11. Singh R, Singh HJ, Sirisinghe RG. Spirometric studies in Malaysian between I 3 and 69 years of age. Med J Msia 1993; 48(2):175-184.

12. Knudson RJ, Lebowitz MD, Holberg CJ, Bnnows B. Changes in the normal maximal expiratory flow volume curve with growth and aging. Am Rev Respir Dis 1983;127: 725-734.

13. American Lung Association. Common Lung Hazards, 1998. http://www.lungusa.org/airl envlung:haz.html

14. Richard SL. Pulmonary Function Testing: Fundamentals of Rrespiratory Assessment. 1993;125-136.

15. Burrows B, Knudson RJ, Cline MG, Lebowitz MD. Quantitative relationships between cigarette smoking and ventilatory function. Am Rev RespirDis 1977;115:195-205.

16. Krumholz RA, Hedrick EC. Pulmonary function difference in normal smoking and non smoking, middle aged, white collar workers. Am Rev Respir Dis 1973; 108; 225-230

17. Lee LY, Morton RF, Hord AH, Frazier DT. Reflex control of breathing following inhalation of cigarette smoke in conscious dogs. J Appl Physiol 1983; 54:562-570.

18. Benhamou S, Hill C, Koscielny S. Tobacco And Lung Cancer Epidemiology: Lung Biology In Health And Disease. Vol. 68. Marcel Dekkel. USA, 1993.

19. Beck GJ, Doyle CA, Schachter EN. Smoking and lung function.
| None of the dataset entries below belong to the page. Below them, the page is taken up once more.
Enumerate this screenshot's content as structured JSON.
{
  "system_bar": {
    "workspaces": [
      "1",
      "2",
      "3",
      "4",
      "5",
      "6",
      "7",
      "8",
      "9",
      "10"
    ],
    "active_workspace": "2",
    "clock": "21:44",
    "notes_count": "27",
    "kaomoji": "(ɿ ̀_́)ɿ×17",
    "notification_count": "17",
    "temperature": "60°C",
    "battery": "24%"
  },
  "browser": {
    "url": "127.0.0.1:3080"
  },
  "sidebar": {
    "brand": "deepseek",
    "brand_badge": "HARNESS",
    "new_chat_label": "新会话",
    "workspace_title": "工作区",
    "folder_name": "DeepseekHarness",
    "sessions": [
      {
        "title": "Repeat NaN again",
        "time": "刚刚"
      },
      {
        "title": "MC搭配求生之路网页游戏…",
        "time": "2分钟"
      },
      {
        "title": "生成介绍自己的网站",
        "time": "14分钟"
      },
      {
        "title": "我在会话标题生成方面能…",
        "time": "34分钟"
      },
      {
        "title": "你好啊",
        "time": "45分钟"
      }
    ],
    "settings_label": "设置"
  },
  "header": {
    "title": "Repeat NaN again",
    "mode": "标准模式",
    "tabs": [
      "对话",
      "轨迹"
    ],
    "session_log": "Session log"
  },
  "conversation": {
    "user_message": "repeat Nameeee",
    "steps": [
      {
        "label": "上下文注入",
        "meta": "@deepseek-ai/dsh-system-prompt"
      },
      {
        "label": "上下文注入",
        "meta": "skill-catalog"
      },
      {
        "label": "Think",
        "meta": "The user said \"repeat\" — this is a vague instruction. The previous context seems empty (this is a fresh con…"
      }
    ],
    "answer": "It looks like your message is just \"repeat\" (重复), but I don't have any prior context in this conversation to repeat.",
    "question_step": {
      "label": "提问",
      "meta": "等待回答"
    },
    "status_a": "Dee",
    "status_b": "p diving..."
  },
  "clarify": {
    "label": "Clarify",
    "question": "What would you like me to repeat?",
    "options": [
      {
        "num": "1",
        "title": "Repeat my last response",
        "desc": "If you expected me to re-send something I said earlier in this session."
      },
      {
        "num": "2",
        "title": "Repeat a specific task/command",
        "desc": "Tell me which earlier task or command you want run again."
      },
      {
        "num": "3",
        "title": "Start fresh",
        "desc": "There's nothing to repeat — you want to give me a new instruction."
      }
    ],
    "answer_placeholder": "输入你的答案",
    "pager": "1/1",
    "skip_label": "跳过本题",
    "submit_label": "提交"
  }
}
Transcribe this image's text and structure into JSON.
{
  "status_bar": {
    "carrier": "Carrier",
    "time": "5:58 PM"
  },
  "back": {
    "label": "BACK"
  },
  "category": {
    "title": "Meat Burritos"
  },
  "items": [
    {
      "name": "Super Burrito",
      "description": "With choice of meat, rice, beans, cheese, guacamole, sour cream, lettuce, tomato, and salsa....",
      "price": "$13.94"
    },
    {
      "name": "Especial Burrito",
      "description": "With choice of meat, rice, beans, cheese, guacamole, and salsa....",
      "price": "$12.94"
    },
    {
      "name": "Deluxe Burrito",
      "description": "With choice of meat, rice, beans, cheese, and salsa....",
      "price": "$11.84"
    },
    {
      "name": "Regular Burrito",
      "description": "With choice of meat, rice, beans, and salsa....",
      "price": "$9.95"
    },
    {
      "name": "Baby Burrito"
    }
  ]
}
Am Rev Respir Dis 1981;123: 149-55.

20. Ashley F, Kannel WB, Surlie PD, Masson R. Pulmonary function: relation to aging, cigarette habit, and mortality. The Framingham Study. Am Intern Med 1975; 82:739-45.

21. Fletcher C, Peto R, Tinker C, Speizer FE. The natural histoi'y of chronic bronchitis and emphysema: An eight year study of early chronic obstructive lung disease in working men in London. Oxford University, 1976.

22. Burrows B, Cline MG, Knudson RJ, Taussig CM, Lebomitz MD. A descriptive analysis of the growth and decline of the FEV1 and FVC. Chest 1983; 83(5):717-724.
Published
2002-09-01
How to Cite
Zailina Hashim, Wee Bee Suan, Juliana Jalaludin, & Jamal H. Hashim. (2002). THE EFFECTS OF CIGARETTE SMOKING ON LUNG FUNCTION OF MALAYSIAN UNIVERSITY STUDENTS . Malaysian Journal of Public Health Medicine, 2(2), 81-86. Retrieved from https://mjphm.org/index.php/mjphm/article/view/1251
Section
Articles